The electronic version of this article is the complete one and can be found online at:

Published:20 May 2011

© 2011 du Toit et al; licensee BioMed Central Ltd.

This is an open access article distributed under the terms of the Creative Commons Attribution License (, which permits unrestricted use, distribution, and reproduction in any medium, provided the original work is properly cited.


In multicultural societies, such as Australia, it is important for health professional students to possess skills to interact positively with people from a range of cultures. This study describes first-year podiatry students’ social attitudes, professional and institutional identities and acculturative stress; and compares these with other health professional students in the school.


Thirty-three out of forty-six enrolled first-year podiatry students completed surveys at a large, culturally diverse university in Sydney, Australia. Demographic data and standardised measures of English language acculturation, acculturative stress, universe diverse orientation and professional and institutional identities were collected. Surveys were also administered to first-year physiotherapy, occupational therapy, nursing and medical students at the same university. Data were entered into and analysed in SPSS version 18. Descriptive statistics and Kruskal-Wallis tests were used to describe and compare the student cohorts.


Seventy-three percent of first-year podiatry students were born in Australia although 36% of these students speak a language other than English at home. Podiatry was the first course preference for 73% of students, and 34% of the cohort reported having a close friend in the same course. 64% were in paid employment at the time of the study, and of these 71% worked in a non-health-related area.


Trends were identified which differentiated the health professions. When compared with other health professional students, podiatry students had relatively low levels of acculturative stress and moderate levels of professional and institutional identity. This suggests that first-year podiatry students (after 12 weeks of study) have appropriate attitudes that will facilitate the development of cultural competence with further study.
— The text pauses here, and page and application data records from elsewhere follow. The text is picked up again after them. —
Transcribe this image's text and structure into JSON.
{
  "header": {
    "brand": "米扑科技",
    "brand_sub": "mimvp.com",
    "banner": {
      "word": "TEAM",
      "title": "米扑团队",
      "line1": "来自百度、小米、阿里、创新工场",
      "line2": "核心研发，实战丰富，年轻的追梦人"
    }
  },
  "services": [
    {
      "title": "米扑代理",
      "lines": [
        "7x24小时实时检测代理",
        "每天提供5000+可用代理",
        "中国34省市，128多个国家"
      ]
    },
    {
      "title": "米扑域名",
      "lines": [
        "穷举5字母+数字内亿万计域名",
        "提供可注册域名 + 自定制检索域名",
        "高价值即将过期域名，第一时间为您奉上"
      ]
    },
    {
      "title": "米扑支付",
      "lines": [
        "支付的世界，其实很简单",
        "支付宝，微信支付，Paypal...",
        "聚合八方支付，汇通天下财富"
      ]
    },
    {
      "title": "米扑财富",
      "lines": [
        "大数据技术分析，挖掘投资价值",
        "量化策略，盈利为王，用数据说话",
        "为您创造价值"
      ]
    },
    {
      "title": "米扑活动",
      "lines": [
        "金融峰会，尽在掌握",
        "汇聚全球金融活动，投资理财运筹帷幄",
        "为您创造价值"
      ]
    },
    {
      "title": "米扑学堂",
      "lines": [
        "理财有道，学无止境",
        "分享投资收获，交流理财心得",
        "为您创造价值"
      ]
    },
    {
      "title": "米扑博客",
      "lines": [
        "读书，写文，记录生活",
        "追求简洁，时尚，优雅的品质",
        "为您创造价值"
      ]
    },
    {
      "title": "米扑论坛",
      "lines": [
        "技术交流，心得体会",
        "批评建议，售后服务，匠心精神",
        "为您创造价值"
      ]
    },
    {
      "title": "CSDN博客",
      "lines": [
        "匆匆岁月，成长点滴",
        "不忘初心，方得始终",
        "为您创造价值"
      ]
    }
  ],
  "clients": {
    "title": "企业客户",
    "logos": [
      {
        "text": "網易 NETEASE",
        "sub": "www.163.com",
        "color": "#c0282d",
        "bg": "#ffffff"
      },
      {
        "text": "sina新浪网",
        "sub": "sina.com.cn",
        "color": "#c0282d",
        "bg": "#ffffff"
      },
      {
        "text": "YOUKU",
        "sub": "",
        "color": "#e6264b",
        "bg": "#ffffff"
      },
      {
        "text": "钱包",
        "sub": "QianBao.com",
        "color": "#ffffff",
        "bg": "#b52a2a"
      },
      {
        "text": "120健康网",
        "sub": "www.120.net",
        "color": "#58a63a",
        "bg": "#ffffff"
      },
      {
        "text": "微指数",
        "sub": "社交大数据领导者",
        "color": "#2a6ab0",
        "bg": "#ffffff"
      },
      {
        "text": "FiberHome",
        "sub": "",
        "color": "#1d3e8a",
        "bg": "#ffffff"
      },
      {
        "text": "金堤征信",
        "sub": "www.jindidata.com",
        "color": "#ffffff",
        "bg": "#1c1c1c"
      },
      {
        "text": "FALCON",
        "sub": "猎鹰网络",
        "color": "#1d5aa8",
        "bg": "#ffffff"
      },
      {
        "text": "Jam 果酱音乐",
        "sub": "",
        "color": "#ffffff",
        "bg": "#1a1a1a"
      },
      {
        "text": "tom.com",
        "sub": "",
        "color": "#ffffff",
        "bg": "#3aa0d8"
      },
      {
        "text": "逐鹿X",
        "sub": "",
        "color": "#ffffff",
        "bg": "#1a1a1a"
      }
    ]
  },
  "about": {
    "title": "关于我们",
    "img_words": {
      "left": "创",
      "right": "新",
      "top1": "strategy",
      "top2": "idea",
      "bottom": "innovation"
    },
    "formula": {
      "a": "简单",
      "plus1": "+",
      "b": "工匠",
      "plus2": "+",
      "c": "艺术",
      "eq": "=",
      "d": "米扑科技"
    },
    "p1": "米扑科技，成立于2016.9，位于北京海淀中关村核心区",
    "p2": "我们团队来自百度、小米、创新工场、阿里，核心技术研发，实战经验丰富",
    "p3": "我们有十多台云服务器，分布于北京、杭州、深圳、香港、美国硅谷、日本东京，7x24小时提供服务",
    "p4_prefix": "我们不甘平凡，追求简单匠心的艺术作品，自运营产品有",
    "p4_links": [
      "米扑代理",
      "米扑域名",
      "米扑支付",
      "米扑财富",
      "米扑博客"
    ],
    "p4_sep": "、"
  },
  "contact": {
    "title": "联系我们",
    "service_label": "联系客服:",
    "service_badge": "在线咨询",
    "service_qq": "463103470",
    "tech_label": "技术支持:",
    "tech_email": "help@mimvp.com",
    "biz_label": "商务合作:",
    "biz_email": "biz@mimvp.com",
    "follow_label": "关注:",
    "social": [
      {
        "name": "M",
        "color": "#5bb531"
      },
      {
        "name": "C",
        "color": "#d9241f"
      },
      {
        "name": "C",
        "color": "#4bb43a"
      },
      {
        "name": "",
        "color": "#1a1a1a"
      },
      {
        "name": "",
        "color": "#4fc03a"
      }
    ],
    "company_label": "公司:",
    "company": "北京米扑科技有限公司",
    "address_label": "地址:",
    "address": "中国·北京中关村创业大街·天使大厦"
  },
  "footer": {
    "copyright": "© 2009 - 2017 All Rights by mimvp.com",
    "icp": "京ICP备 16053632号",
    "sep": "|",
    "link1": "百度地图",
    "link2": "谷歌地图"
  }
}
The data to date has shown similar trends for physiotherapy and occupational therapy students in the School of Biomedical and Health Sciences.